As an employee who generally works in the office, a policy change like the one Mayer made wouldn’t change my life very much, and I might appreciate knowing I can schedule face-to-face meetings with formerly remote colleagues. Maybe more innovation would stem from suddenly having bodies in formerly vacant offices.
Whoa, girl! You really know how to drop a bomb. Everyone is still talking about that HR memo. I’m sure you’re like, Hey can we move on and start making some money now, people?!
I’m totally with you, Ms. Mayer. Totally! I mean, we really need to tighten things up around here, get those lazy butts in seats. I’m a little bummed that my view of the parking lot will now be blocked by the guy across the hall—the one with the sweet window office—who hasn’t been in for the last six months. But if innovation comes without access to direct sunlight, then I won’t complain. I am ALL in!
Let me also just say that I think those who’ve dubbed you “the Stalin of Silicon Valley” are completely out of line. I mean, that’s an insult to Stalin. He was way, way worse than you are. And, really, is being forced to work in your office really like the Great Purge? At least we get free lunch at Yahoo. Am I right? If we were face-to-face right now, we could fist-bump to that one.
Now that we’ll all be in the office, we can fist-bump all the time!
There’s just one thing I wanted to ask you about. It’s a family issue. And I know how important family is to you because you built an on-site nursery for your son—who, by the way, is adorable and SO smart. Just like his mom!
So here goes: I’m a solo single parent. I have a 6-year-old daughter who I adore probably as much as you adore your son. You’ve totally inspired me to become a CEO, though, so I can bring her to work and have her privately schooled on site while I work.
But until that happens (you can laugh at THAT idea now!), I sometimes have to work from home when she’s sick. She’s a pretty healthy kid, though, so I promise it won’t happen too much. Seriously, I can count on one hand how many times she’s missed school in the last two years. And as long as her fever isn’t too high, I can usually dose her with Tylenol long enough to make it into the office for a few hours before the school nurse calls demanding that I pick her up.
I will definitely use the company’s backup child care option, but—and I hate to complain—it gets expensive. And when yours is the only income, child care really adds up, not to mention sometimes a sick kid just wants to be with her mom.
Also, I occasionally volunteer in her classroom. Research shows that kids whose parents participate in their learning do better in school. I know you’re a data-driven decision-making kind of gal, so you can appreciate that one. Virtual fist-bump!

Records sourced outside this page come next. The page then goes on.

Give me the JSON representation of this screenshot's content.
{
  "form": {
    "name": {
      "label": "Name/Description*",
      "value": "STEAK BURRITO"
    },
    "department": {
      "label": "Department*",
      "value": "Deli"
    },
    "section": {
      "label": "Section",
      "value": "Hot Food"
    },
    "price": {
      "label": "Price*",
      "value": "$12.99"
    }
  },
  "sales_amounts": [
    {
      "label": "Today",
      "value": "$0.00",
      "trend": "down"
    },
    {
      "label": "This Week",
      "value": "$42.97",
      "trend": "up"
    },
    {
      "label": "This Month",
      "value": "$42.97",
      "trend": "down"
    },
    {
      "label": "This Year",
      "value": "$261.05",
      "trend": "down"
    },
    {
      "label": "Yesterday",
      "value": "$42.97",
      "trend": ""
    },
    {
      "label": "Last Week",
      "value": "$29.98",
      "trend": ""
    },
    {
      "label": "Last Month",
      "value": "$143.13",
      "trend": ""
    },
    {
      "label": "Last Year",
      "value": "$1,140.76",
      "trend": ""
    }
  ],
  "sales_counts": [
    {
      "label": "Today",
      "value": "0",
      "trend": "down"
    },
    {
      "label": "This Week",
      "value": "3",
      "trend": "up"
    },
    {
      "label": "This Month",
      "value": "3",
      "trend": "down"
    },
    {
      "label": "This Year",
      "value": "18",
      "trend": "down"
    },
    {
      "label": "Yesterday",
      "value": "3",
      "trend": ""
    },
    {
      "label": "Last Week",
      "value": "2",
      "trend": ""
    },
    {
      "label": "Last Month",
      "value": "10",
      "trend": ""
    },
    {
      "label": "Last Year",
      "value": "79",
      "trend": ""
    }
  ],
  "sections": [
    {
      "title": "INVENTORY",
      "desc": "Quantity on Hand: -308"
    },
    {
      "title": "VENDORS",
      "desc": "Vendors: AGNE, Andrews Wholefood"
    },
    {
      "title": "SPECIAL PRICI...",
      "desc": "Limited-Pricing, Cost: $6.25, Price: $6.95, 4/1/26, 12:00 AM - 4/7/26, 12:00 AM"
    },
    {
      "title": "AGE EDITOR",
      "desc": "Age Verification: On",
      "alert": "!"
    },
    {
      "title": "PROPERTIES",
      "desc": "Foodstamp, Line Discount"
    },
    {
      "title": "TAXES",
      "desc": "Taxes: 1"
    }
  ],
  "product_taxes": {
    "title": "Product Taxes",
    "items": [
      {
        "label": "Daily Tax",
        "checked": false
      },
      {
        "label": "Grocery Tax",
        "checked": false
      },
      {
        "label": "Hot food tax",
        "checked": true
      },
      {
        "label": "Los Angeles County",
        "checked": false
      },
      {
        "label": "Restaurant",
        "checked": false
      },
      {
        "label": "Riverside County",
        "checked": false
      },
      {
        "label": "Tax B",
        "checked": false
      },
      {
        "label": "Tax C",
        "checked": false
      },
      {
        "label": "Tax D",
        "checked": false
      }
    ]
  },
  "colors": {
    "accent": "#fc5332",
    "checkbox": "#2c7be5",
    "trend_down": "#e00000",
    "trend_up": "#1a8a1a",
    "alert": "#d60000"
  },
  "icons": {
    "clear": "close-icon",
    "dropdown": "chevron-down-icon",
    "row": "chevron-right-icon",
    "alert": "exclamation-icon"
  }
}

And just so you know, I’m a pretty decent performer. I’m actually one of those people who’s in the office every day, not one of those slackers you’re hoping to drive out of the fold. I actually like coming to work!
So I’m hoping you might make exceptions to the new policy in cases like these. And if not, then I get that too. We working gals can’t sacrifice getting ahead to take care of family needs, can we? So if keeping my job means my daughter has to raise herself, I am ready to take that for the team!
Thanks for listening, Ms. M!
*An imaginary Yahoo employee
**Parody: A literary or artistic work that imitates the characteristic style of an author or a work for comic effect or ridicule.
I didn’t watch the Academy Awards, but here, according to Twitter, were the highlights:
Anne Hathaway‘s nipples joined her on the red carpet.
The general consensus seems to be that Renee Zellweger was on something.
Kristen Stewart was on crutches.
Adele was amazing.
Nicole Kidman‘s forehead didn’t move.
Barbra Streisand sang.
Michelle Obama stopped by.
And people love to make fun of the Oscars.